Source records
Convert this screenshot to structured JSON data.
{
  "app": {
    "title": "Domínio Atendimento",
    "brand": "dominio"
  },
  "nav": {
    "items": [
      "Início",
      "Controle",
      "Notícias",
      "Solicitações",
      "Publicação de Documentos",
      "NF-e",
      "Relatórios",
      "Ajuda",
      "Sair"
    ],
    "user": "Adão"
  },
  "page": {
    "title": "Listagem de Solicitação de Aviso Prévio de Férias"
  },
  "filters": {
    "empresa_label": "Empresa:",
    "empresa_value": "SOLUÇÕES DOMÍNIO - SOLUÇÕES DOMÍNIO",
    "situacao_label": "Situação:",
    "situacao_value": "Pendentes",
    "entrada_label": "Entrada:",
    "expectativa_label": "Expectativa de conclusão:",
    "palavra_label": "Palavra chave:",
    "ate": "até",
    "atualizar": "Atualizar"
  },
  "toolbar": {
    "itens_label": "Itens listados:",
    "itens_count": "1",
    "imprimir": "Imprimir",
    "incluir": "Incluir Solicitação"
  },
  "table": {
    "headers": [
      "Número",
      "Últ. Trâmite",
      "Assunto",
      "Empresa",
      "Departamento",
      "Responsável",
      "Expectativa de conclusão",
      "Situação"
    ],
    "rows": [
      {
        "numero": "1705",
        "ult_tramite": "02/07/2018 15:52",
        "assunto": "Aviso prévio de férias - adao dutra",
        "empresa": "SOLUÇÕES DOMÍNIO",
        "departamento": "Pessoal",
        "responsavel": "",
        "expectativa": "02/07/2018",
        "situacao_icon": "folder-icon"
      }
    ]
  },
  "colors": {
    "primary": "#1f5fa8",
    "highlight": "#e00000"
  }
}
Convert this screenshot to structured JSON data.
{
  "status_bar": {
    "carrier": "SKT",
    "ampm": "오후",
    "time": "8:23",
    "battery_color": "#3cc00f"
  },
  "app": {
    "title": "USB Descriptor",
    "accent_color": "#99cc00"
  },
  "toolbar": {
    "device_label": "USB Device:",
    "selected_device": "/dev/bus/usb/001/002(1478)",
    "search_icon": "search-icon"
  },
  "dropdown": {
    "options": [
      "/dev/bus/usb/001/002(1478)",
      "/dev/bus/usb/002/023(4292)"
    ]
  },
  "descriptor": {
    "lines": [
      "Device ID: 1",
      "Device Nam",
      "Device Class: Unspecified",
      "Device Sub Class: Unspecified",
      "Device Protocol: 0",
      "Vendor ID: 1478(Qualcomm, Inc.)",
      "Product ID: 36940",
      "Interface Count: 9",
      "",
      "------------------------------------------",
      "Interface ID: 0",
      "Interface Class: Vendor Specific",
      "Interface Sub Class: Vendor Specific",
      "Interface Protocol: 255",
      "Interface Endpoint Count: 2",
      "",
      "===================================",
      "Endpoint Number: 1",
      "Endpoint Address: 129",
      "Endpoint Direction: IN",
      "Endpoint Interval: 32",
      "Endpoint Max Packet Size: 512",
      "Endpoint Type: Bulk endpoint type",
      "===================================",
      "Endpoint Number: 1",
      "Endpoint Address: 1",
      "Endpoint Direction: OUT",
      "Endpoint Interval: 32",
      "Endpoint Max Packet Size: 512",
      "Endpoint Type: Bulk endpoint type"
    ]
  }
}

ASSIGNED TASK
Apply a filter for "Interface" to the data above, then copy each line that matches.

EXPECTED OUTPUT
      "Interface Count: 9",
      "Interface ID: 0",
      "Interface Class: Vendor Specific",
      "Interface Sub Class: Vendor Specific",
      "Interface Protocol: 255",
      "Interface Endpoint Count: 2",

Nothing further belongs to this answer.